Seattle Times: Sen. Patty Murray wants to fix what experts call ‘enormous inequalities’ in child care
By Paige Cornwell
Benji lives in a South Seattle neighborhood with his parents, who work at a nonprofit organization and a local school district. With a combined income of $72,000, his family isn’t poor. But when it came time for Benji’s parents to find child care for him, the cheapest option was $10,000 a year. So while they wanted to send him to a place where he could play with and learn from other kids, Benji went to his grandmother’s house.
The story of Benji is one of hundreds compiled by researchers who wrote “Cradle to Kindergarten: A New Plan to Combat Inequality,” which outlines a strategy to fix what they say is an early-learning and child-care crisis . (The researchers used pseudonyms for all their participants, including Benji.)
Democratic Sen. Patty Murray, of Washington, says she has also heard countless stories of families who can’t afford child care, which motivated her to craft a new bill that she discussed Monday at the Redmond YWCA, with two of the book’s authors at her side.
Murray’s bill would add more affordable child-care options, support universal preschool programs and increase compensation for child-care workers. She introduced it this past month, with strong support from Democrats but none yet from Republicans.
“Too many people are paying more than they can (for child care),” Murray said Monday. “It’s a family issue, it’s a community issue, it’s a national issue.”
Education Lab spoke with Ajay Chaudry and Christina Weiland, who wrote “Cradle to Kindergarten” with Taryn Morrissey and Hirozaku Yoshikawa. It covers what they see as a lack of child care and early learning, how that affects students when they get older, and the tipping point toward universal early-learning options. The four authors are all university professors, and Chaudry, Weiland and Yoshikawa worked with the Seattle City Council when it was starting to design and plan what became the Seattle Preschool Program.
Your book mentions that the United States ranks low among other developed nations in terms of spending devoted to children under age 5. How did we get to this point?
Chaudry: Our history in the U.S. of being first when it comes to educational investments and creating opportunity for kids is really positive.
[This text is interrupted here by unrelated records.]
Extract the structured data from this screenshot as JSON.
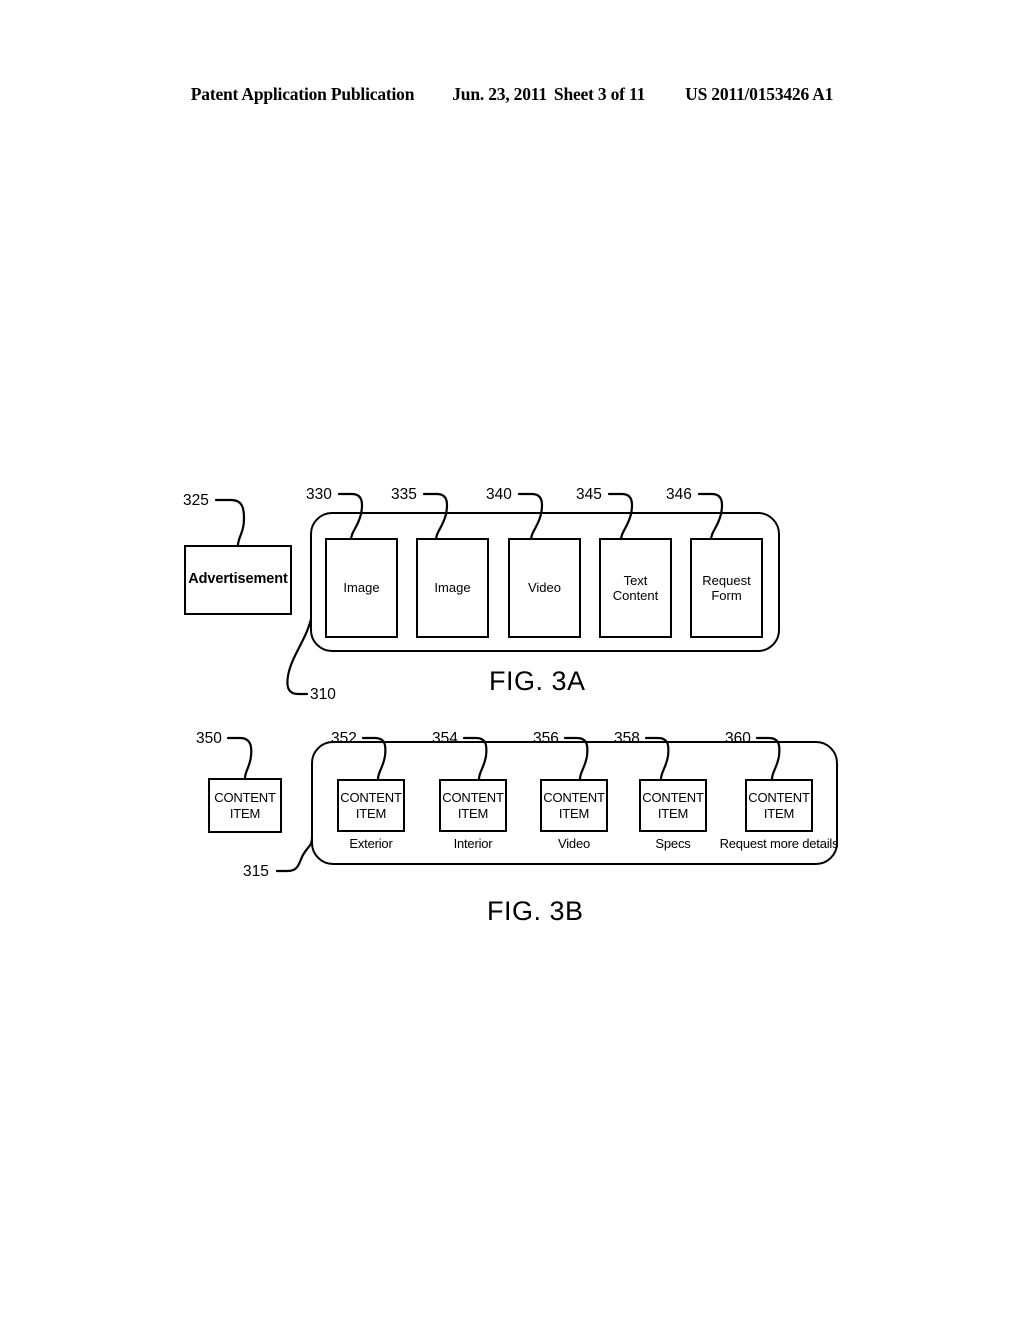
{
  "header": {
    "publication": "Patent Application Publication",
    "date": "Jun. 23, 2011",
    "sheet": "Sheet 3 of 11",
    "patent_number": "US 2011/0153426 A1"
  },
  "figures": [
    {
      "caption": "FIG. 3A",
      "container_ref": "310",
      "standalone": {
        "ref": "325",
        "label": "Advertisement"
      },
      "tiles": [
        {
          "ref": "330",
          "label": "Image"
        },
        {
          "ref": "335",
          "label": "Image"
        },
        {
          "ref": "340",
          "label": "Video"
        },
        {
          "ref": "345",
          "label": "Text Content"
        },
        {
          "ref": "346",
          "label": "Request Form"
        }
      ]
    },
    {
      "caption": "FIG. 3B",
      "container_ref": "315",
      "standalone": {
        "ref": "350",
        "label": "CONTENT ITEM"
      },
      "tiles": [
        {
          "ref": "352",
          "label": "CONTENT ITEM",
          "tab": "Exterior"
        },
        {
          "ref": "354",
          "label": "CONTENT ITEM",
          "tab": "Interior"
        },
        {
          "ref": "356",
          "label": "CONTENT ITEM",
          "tab": "Video"
        },
        {
          "ref": "358",
          "label": "CONTENT ITEM",
          "tab": "Specs"
        },
        {
          "ref": "360",
          "label": "CONTENT ITEM",
          "tab": "Request more details"
        }
      ]
    }
  ],
  "colors": {
    "ink": "#000000",
    "paper": "#ffffff"
  }
}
We were the first country to establish free primary public education, first to expand it, and we were among the first to create a system of state public higher education. But when other countries first created (their) education (systems) … they started with including a lot of nursery school and preschool education, while for us it has been trying to add to what existed.
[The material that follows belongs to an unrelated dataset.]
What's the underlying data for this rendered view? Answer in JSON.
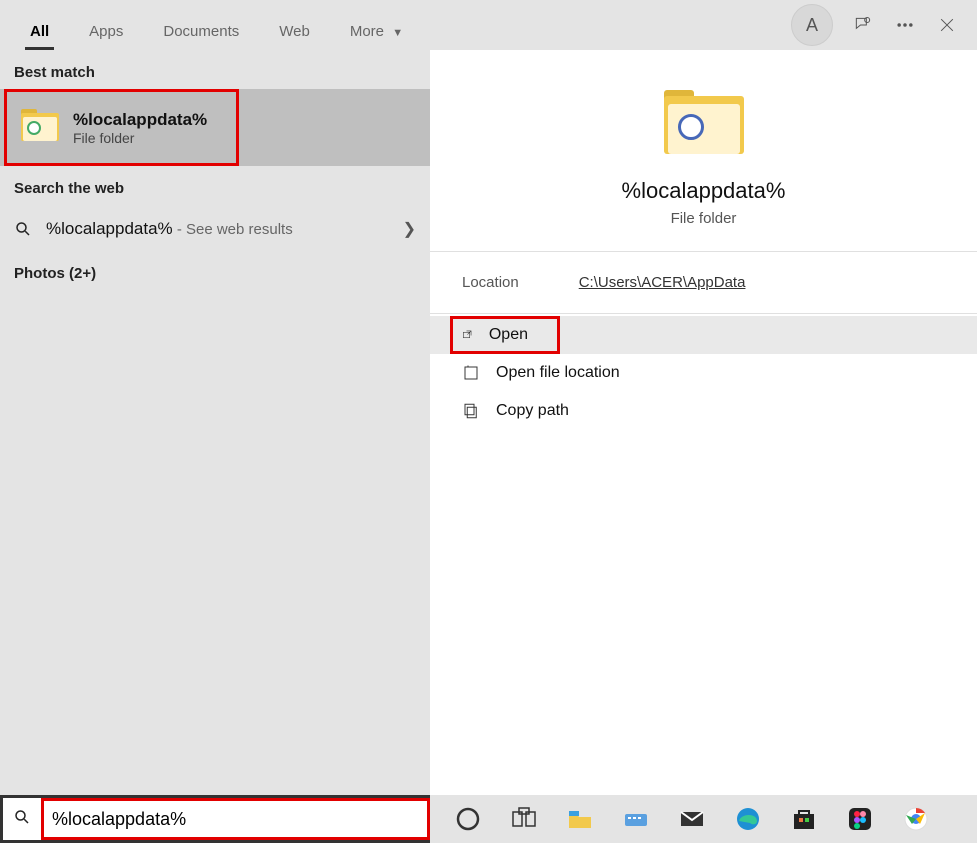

How does the lack of spending on child care affect students when they enter the K-12 system?
Weiland: One point we make whenever we can is just how very large these gaps are for kindergarten readiness … by income. Most of the eventual achievement gap is in place by that first day of kindergarten. The current system we have is resulting in enormous inequalities.
Chaudry: One thing that people don’t know is the gap is also large between higher-income kids and middle-income kids. The only ones who get (high-quality preschool) are those who have the resources for their kids. The gap is increasing between … the maybe 25 percent who can afford the cost, and everyone else. I don’t think that everyone realizes how much the middle class struggles with these issues just as much as lower-income, working families.
What could make people — and politicians — change their minds about increasing child-care spending?
Weiland: Parents of all income levels are investing more in their children’s learning than they ever have before. They know that things like Head Start and center-based care exist, and they know even if they are investing as much as they can, they can’t mimic a trained teacher with a group of kids. They can’t compensate for that.
Chaudry: Things reach a tipping point. When you go to work and you see that the higher-income employees all have their kids in preschool, where maybe 60 percent of kids are in preschool, there becomes a point of asking “Why isn’t the other 40 percent able to go?” So many families struggle with this.